In the wake of the COVID-19 pandemic and the Great Resignation, companies around the world have been faced with changes in the skills necessary to succeed, as well as more difficulty in hiring new staff or replacing departing employees.
Many employers have resigned themselves to the idea that they can’t easily bring on new staff with the perfect set of skills for the company’s needs. Instead, their focus has shifted to training and developing existing employees. In this context, many employers and managers who see potential value in training employees on new skills may be confused by two commonly used terms: “upskilling” and “reskilling.” What do these terms mean, and how are they different?
A Look at Upskilling
In simple terms, upskilling refers to enhancing employees’ ability to perform tasks within their current silo or career path. For example, a software developer might be taught new skills to help him or her manage not just a portion of code but also an entire application. Or, compliance specialists might be trained on recently enacted regulations impacting the business.
These new skills enable the software developer and the compliance specialists to take on greater responsibility within their existing scope of work. The new skills are enhancements and improvements that are built on existing skills and competencies.
A Look at Reskilling
Reskilling, on the other hand, is more focused on teaching the skills necessary to perform a new job function. For example, a restaurant that hasn’t been able to replace a cook who recently resigned might train a waiter to help with some cooking in the kitchen. Or, a manufacturing specialist might be trained to drive a forklift and help load the products the company produces onto trucks to support the short-staffed shipping department.
Both upskilling and reskilling represent a company’s efforts to improve and expand its workers’ skill sets, often in the face of a tight labor market. There is a difference, however, in the focus of these efforts, and employees may be more or less receptive to them based on their personal career aspirations.
How Employees View Upskilling vs. Reskilling
Employees eager to rise up the corporate ladder in their current job function may jump at the opportunity for upskilling, for example, but be wary of reskilling that might take them further from their desired path.
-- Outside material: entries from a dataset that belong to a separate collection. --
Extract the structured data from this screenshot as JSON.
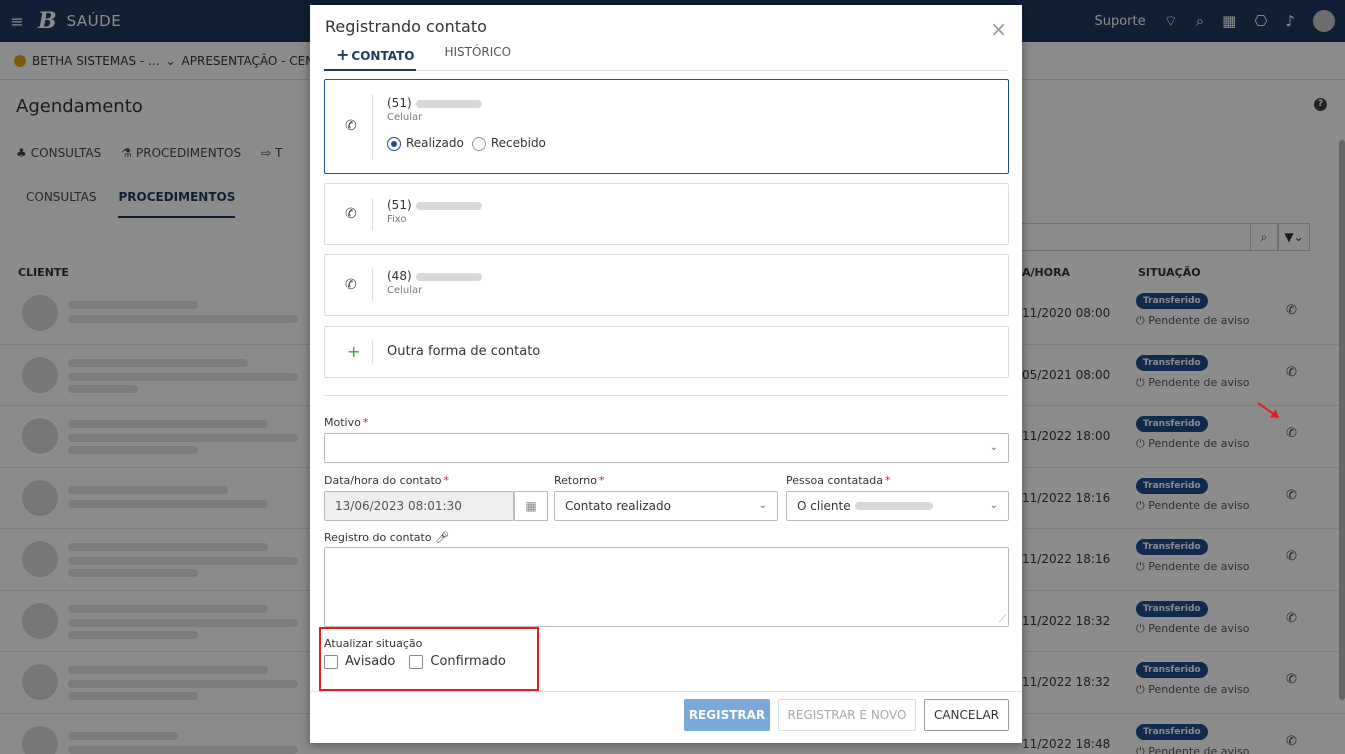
{
  "app": {
    "name": "SAÚDE",
    "logo_letter": "B",
    "support_label": "Suporte",
    "entity": "BETHA SISTEMAS - ...",
    "context": "APRESENTAÇÃO - CEN"
  },
  "page": {
    "title": "Agendamento",
    "tabs_level1": [
      "CONSULTAS",
      "PROCEDIMENTOS",
      "T"
    ],
    "tabs_level2": [
      "CONSULTAS",
      "PROCEDIMENTOS"
    ],
    "active_tab_level2": "PROCEDIMENTOS",
    "columns": {
      "cliente": "CLIENTE",
      "data": "A/HORA",
      "situacao": "SITUAÇÃO"
    },
    "rows": [
      {
        "datetime": "11/2020 08:00",
        "status": "Transferido",
        "sub": "Pendente de aviso"
      },
      {
        "datetime": "05/2021 08:00",
        "status": "Transferido",
        "sub": "Pendente de aviso"
      },
      {
        "datetime": "11/2022 18:00",
        "status": "Transferido",
        "sub": "Pendente de aviso"
      },
      {
        "datetime": "11/2022 18:16",
        "status": "Transferido",
        "sub": "Pendente de aviso"
      },
      {
        "datetime": "11/2022 18:16",
        "status": "Transferido",
        "sub": "Pendente de aviso"
      },
      {
        "datetime": "11/2022 18:32",
        "status": "Transferido",
        "sub": "Pendente de aviso"
      },
      {
        "datetime": "11/2022 18:32",
        "status": "Transferido",
        "sub": "Pendente de aviso"
      },
      {
        "datetime": "11/2022 18:48",
        "status": "Transferido",
        "sub": "Pendente de aviso"
      }
    ]
  },
  "modal": {
    "title": "Registrando contato",
    "tabs": {
      "contato": "CONTATO",
      "historico": "HISTÓRICO"
    },
    "contacts": [
      {
        "prefix": "(51)",
        "type": "Celular"
      },
      {
        "prefix": "(51)",
        "type": "Fixo"
      },
      {
        "prefix": "(48)",
        "type": "Celular"
      }
    ],
    "radio_realizado": "Realizado",
    "radio_recebido": "Recebido",
    "other_contact": "Outra forma de contato",
    "motivo_label": "Motivo",
    "data_label": "Data/hora do contato",
    "data_value": "13/06/2023 08:01:30",
    "retorno_label": "Retorno",
    "retorno_value": "Contato realizado",
    "pessoa_label": "Pessoa contatada",
    "pessoa_value": "O cliente",
    "registro_label": "Registro do contato",
    "atualizar_label": "Atualizar situação",
    "check_avisado": "Avisado",
    "check_confirmado": "Confirmado",
    "btn_registrar": "REGISTRAR",
    "btn_registrar_novo": "REGISTRAR E NOVO",
    "btn_cancelar": "CANCELAR"
  },
  "colors": {
    "topbar": "#1e3a5f",
    "primary": "#1e4e8c",
    "highlight": "#e02020",
    "badge": "#1e4e8c"
  }
}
Therefore, managers should take employee preferences into account when implementing upskilling and reskilling and be sure to clearly understand and communicate which approach they’re taking and which objectives they’re pursuing with new training
Lin Grensing-Pophal is a Contributing Editor at HR Daily Advisor.